March 10: The White House acknowledges that President Donald Trump’s transition team was aware that retired Lt. Gen. Michael Flynn engaged in work that would likely require him to register his consulting firm as a foreign agent before Flynn was tapped to serve as national security adviser.

March 16: Flynn was paid more than $33,750 by Russia’s state-run broadcaster RT TV-Russia for a speech in Moscow in December 2015, Rep. Elijah Cummings, the ranking Democrat on the House Oversight Committee, says.

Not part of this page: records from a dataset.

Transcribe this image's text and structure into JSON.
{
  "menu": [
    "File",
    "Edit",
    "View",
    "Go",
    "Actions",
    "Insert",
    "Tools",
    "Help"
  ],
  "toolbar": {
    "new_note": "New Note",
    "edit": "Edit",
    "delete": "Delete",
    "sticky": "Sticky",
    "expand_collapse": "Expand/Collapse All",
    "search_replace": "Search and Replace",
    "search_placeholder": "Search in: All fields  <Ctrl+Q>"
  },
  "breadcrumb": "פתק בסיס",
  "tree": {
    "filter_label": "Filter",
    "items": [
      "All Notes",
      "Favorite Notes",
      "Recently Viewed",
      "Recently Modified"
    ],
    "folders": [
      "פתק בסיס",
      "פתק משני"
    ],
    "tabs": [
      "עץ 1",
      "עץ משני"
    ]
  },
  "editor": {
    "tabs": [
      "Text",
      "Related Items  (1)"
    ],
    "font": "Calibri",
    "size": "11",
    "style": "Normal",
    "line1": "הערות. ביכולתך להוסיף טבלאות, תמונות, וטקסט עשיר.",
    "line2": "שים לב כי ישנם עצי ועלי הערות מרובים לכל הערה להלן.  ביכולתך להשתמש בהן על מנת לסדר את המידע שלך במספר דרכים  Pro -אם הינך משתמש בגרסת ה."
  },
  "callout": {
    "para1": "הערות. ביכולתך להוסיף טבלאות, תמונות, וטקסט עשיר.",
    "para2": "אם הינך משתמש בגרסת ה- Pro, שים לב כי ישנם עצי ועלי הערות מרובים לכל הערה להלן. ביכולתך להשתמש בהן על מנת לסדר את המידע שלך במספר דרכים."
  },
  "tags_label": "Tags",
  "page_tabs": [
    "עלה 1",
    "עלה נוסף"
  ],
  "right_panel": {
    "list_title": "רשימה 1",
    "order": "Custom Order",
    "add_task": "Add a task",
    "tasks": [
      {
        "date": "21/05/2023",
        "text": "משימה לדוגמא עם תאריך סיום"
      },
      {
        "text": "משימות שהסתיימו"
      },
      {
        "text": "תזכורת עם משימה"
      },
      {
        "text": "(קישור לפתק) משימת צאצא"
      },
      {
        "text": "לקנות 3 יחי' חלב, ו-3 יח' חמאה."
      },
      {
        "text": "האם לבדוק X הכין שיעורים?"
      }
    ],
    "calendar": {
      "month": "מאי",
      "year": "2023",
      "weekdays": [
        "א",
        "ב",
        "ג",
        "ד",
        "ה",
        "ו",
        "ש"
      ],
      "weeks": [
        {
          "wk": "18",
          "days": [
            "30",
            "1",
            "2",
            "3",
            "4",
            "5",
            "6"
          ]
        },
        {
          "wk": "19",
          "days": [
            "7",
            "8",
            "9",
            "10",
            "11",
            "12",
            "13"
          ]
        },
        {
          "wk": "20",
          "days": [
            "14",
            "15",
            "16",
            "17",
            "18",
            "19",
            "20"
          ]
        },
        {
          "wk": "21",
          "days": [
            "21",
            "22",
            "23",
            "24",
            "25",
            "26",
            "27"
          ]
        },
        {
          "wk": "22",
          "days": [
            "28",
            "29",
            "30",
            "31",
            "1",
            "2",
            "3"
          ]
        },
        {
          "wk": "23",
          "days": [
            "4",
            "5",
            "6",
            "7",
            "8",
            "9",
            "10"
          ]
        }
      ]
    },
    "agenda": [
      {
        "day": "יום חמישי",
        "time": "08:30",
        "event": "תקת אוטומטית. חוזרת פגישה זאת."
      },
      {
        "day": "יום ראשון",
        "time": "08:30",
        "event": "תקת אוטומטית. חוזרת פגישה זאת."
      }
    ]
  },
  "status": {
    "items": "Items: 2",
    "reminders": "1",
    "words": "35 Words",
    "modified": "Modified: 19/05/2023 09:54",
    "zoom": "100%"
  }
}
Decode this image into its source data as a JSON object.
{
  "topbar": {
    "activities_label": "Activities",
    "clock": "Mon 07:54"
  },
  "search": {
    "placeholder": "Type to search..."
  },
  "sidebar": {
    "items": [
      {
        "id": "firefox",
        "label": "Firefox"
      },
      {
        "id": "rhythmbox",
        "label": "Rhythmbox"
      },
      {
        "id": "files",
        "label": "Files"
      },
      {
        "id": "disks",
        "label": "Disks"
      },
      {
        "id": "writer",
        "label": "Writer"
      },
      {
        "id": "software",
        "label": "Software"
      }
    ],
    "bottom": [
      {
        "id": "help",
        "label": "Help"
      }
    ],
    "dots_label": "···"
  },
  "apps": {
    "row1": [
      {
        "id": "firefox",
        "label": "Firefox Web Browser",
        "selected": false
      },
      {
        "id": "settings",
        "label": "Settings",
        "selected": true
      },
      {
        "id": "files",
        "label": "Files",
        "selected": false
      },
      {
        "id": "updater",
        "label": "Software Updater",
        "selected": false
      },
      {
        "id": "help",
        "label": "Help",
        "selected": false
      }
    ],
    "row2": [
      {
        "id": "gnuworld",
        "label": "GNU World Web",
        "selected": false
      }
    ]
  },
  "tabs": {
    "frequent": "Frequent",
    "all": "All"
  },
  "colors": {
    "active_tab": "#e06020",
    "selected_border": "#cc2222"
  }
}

The US intelligence community has long assessed RT to be a propaganda tool of the Kremlin, writing in its January report on Russian interference in the US election that the organization had participated in disinformation campaigns aimed at the US.

March 19: The Senate Intelligence Committee has asked Trump adviser Roger Stone to preserve any records he might have that could be related to the panel’s investigation into Russian actions targeting the US election, Stone confirms to CNN.

March 20: FBI Director James Comey confirms publicly for the first time that the FBI is investigating Russian interference in the election and, as part of that investigation, the FBI is probing “the nature of any links between individuals associated with the Trump campaign and the Russian government, and whether there was any coordination between the campaign and Russia’s efforts.” His bombshell came at a hearing of the House Intelligence Committee, where he also said the FBI will also determine “whether any crimes were committed.”

Both Comey and National Security Agency Director Mike Rogers say there isn’t any evidence that votes were changed in a series of key swing states that Trump won. Comey also confirms that the Russians wanted to help Trump and hurt Clinton, telling lawmakers “He – Putin – hated Secretary Clinton so much that the flip side of that coin was he had a clear preference for the person running against the person he hated so much.”

CNN’s Zachary Cohen, Alysha Love, Zachary Wolf and Madison Park contributed to this report.